During an interview with the curator of fungi collections, she showed me delicate net-like lichens and other hidden gems in the Herbarium cabinets. She handled them with a lot of care, admitting her protective disposition towards fungi. These observations inspired the series Fragility. Here, I proceeded in carefully searching through folders of dried mushrooms to discover stories and narratives concerning their collection. From there, I went on to depicting the delicately folded papers and tailored wrappings which protect mushrooms from bugs, the occasional careless hands and time. Charcoal drawings revealed the cracks in their textures, their shrunken or weakened compositions, the layers of handwriting and labels, and the various discolourations of paper.

Multiple images showing fungal specimens, sketches and paintings

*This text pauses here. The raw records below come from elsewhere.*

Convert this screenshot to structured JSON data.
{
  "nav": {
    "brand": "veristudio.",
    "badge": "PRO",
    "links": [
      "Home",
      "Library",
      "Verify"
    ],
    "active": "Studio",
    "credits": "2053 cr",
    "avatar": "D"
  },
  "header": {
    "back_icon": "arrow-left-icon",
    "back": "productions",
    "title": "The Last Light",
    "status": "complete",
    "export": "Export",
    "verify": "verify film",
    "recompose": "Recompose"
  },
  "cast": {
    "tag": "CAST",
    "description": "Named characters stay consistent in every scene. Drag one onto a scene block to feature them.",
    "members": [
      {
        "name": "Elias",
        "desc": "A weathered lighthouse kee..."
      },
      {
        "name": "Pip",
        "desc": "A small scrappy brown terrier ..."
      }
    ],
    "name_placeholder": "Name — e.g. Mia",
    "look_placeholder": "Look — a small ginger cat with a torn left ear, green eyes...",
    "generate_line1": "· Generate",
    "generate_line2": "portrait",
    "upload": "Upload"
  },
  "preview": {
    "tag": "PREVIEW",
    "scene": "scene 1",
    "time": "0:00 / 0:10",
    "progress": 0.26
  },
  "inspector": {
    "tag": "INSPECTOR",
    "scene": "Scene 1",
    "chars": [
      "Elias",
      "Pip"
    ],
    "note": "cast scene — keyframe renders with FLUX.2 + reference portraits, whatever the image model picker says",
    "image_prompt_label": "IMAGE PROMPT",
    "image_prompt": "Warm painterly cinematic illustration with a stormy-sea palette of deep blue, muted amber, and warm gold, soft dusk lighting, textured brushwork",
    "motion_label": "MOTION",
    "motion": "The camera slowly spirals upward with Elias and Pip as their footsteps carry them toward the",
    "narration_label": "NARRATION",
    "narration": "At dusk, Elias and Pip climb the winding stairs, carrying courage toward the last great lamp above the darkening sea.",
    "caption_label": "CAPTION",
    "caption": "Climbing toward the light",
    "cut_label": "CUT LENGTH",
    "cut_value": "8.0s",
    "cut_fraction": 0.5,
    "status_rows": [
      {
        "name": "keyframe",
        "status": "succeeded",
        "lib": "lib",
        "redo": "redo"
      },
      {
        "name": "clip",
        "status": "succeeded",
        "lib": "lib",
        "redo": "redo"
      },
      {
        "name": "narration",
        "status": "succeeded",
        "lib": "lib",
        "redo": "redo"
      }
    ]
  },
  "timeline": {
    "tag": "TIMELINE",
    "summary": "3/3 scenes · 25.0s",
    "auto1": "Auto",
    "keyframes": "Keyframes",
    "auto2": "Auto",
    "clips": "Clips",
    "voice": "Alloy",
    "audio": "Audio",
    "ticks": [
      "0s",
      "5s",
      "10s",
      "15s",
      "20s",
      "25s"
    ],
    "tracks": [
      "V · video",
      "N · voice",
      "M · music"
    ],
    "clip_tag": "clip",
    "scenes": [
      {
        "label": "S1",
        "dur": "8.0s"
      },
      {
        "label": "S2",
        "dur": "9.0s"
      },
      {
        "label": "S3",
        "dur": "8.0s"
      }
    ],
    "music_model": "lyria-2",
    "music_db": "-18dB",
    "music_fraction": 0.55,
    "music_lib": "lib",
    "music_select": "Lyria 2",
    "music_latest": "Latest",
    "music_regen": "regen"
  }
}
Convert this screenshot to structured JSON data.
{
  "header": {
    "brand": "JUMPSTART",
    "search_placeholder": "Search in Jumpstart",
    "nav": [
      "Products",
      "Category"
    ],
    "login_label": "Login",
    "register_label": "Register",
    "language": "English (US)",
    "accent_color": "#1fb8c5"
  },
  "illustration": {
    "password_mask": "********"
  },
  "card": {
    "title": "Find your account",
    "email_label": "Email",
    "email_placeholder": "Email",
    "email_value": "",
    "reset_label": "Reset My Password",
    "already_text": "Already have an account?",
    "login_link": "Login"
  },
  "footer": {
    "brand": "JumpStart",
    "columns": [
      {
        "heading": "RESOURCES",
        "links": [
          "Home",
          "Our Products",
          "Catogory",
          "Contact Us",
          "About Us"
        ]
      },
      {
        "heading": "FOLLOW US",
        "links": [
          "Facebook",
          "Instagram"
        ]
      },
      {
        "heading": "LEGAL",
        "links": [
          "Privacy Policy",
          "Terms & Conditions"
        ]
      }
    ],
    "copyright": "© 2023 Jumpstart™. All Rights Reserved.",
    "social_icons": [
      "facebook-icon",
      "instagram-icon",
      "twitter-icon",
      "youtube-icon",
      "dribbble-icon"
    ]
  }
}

Plants’ luggages was the third and final series of illustrations I worked on during my residency. This series was informed by conversations with researchers studying micro-fungi — one of the Botanics’ established expertise, important for sustainable agriculture and forestry. Endophytes and pathogens live discreetly inside plants and travel with them through global exchanges. Such insights on plants and fungi movements drew me to reading further mycological literature and sketching two micro-fungi that are studied by the researchers I met: Oxydothis, symbiotic harmless endophytes to palm trees; and Phytothphora ramorum, a unnerving destroyer of plants and successive habitats. I composed a diptych style illustration showing the various impacts of travelling micro-fungi.

Two of Carole's black-and-white artworks

The three summer weeks at the Botanics were educationally intense and enriching, marking the conclusion of my doctoral fieldwork. I now move into the the final years of my PhD where I am to produce a thesis of writing and illustrative works. In entering this phase it feels like I am sorting through the heterogenous content of a foraging basket filled with many vivid stories and depictions of human-fungi life.

Please find the recollection of the whole journey at the Botanics on my website at: